The primary aim for changes adopted as part of an “action plan” that was introduced after the terrorist attacks in Europe in 2016 is to “strengthening EU rules to prevent money laundering and terrorist financing.” According to the council’s press service, the new directive sets out to “close down criminal finance without hindering the normal functioning of the payment systems.” Modifications to EU Directive 2015/849 of the European Parliament and the Council of May 20, 2015, were approved at a meeting of the General Affairs Council last Monday, without any discussion. This move came after an agreement with the European Parliament from December 2017. MEPs voted to support the deal to “bring cryptocurrencies under closer regulation.”
The most important amendments involve addressing the “risks linked to virtual currencies” by taking steps to diminish anonymity for both crypto traders and crypto-related transactions. Based on the documentation, providers of exchange services between virtual and fiat currencies, and also custodian wallet providers, will be mandated to identify dubious activities.
According to the directives, authorities should be able to control the use of cryptocurrencies using these platforms, and the national financial intelligence units should have access to information giving them room to merge crypto addresses with the identities of their owners.
As acknowledged by the authors, the measures in the document do not trash out the issue of anonymity completely. The measures have to be detailed by member-states. They will have 18 months to switch to their national regulatory line of work. Once it is done, crypto exchanges all over the EU will be forced to abide with stricter anti-money laundering (AML) and counter-terrorism financing (CTF) directions. This includes introducing full customer verification on their platforms.

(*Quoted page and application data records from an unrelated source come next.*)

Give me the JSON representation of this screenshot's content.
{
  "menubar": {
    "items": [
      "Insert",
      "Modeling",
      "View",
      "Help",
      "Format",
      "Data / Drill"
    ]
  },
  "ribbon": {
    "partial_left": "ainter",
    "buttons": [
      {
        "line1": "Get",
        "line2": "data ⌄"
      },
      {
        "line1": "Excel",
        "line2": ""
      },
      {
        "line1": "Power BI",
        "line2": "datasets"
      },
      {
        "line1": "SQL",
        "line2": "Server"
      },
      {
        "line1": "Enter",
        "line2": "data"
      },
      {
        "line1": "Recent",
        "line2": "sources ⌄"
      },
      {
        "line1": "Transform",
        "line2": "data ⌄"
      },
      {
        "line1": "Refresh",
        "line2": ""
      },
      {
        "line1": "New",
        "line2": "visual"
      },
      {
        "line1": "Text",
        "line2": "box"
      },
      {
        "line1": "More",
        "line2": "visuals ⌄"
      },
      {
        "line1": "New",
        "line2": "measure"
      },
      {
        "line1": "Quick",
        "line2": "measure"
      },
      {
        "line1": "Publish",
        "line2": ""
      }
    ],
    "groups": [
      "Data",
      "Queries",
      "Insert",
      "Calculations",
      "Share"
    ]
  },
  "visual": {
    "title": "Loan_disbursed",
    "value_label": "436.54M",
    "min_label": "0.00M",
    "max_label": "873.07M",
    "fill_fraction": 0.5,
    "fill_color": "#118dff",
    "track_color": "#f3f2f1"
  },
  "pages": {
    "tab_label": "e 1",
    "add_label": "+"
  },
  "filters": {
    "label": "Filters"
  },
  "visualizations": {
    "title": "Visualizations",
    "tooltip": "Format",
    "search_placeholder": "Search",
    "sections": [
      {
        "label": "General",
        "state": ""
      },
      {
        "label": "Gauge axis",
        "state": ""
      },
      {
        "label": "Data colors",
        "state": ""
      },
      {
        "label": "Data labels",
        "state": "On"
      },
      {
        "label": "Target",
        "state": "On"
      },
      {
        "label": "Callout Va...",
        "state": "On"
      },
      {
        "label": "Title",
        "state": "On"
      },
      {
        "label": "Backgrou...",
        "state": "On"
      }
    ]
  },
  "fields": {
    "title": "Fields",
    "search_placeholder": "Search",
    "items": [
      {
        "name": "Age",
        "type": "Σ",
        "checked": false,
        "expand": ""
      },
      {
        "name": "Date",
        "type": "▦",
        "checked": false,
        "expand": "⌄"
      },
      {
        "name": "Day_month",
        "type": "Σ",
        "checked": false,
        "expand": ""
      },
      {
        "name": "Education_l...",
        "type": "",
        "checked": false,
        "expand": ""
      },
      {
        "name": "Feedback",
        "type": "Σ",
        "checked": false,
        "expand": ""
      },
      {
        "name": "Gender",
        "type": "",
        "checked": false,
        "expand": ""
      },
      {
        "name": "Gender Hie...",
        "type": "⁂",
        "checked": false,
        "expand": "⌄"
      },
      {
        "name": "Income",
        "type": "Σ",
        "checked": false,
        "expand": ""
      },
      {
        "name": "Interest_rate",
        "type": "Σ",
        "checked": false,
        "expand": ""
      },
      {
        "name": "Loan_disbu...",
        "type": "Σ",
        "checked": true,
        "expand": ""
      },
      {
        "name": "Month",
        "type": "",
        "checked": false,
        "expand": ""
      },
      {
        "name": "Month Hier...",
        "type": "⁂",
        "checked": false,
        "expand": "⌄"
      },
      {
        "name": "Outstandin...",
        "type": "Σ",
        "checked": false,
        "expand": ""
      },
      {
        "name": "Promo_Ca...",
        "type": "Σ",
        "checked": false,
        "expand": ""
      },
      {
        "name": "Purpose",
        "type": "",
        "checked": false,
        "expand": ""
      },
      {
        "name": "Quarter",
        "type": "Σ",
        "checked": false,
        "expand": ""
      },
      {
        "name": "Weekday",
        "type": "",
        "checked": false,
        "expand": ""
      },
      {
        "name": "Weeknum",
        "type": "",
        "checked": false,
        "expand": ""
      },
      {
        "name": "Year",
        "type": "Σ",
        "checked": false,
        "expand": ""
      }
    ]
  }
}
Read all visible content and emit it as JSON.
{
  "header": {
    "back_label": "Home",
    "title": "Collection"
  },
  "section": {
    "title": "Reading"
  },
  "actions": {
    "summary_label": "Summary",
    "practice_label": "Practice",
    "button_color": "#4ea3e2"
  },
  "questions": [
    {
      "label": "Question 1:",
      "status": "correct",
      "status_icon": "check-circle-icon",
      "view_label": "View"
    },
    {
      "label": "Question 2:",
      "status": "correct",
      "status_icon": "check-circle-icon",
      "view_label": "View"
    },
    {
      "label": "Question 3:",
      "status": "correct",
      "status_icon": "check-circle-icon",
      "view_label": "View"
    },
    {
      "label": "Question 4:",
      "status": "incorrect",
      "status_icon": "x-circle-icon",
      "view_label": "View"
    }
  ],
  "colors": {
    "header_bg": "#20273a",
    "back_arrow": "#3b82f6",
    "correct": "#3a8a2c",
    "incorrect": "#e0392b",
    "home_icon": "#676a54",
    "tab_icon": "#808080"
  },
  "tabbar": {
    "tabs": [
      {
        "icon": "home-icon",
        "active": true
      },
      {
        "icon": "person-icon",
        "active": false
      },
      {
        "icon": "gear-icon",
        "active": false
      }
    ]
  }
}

Just of recent, the popular Helsinki-based peer-to-peer exchange Local bitcoins has amended its Terms of Service. It admitted to the fact that the changes came as a result of the EU regulations. They emphasize the identification requirements and warn users that at some point in case of some transaction like account hacking/recovery and fraud investigations. They will be asked to submit identification papers.